▸ TASK
Return only the number of lines in the data below where the word "photo" appears.

▸ DATASET RECORDS
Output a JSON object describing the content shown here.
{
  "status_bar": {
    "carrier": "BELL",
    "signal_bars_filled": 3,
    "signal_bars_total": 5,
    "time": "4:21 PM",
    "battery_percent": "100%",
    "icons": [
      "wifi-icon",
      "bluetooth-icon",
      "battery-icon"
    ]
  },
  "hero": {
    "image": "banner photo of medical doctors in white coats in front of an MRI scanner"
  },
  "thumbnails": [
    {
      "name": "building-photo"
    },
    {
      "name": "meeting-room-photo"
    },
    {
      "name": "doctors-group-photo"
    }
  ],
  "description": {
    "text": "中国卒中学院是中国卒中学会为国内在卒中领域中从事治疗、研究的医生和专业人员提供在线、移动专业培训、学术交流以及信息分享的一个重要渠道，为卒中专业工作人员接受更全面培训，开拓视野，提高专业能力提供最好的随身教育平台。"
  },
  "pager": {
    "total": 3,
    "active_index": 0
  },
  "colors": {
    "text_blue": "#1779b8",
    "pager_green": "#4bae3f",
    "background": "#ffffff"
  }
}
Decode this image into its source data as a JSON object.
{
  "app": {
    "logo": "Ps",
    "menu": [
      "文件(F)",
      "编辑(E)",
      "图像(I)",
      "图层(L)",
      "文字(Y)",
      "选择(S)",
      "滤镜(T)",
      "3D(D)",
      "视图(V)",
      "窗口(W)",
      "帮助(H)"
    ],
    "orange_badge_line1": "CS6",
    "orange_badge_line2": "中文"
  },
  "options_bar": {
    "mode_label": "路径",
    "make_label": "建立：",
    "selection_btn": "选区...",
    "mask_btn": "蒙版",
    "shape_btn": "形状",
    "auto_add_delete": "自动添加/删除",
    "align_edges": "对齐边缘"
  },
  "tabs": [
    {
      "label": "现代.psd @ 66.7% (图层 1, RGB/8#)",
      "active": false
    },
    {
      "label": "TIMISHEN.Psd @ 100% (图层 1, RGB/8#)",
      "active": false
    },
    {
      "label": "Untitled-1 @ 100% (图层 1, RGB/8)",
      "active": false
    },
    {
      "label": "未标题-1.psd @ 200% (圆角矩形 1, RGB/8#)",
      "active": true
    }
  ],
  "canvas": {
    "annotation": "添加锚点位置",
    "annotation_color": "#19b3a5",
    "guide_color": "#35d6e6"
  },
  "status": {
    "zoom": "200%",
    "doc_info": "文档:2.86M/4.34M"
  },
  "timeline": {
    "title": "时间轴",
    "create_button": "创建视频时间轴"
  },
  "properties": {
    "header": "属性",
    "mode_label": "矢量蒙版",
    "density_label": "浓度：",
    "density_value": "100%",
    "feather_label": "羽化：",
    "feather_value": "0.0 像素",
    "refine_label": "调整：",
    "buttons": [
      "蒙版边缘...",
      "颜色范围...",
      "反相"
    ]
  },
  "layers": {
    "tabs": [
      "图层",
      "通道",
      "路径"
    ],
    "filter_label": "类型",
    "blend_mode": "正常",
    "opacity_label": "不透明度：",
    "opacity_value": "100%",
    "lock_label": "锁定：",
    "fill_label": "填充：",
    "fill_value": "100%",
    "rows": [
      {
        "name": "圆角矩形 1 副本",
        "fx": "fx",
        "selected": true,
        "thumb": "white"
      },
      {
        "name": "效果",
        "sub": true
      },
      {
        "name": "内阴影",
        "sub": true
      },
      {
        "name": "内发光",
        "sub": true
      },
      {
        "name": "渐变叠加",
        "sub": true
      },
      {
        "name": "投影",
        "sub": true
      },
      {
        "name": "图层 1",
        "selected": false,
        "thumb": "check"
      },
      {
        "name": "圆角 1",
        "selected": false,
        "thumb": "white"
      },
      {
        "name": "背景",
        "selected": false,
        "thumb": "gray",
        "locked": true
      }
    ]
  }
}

▸ OUTPUT
4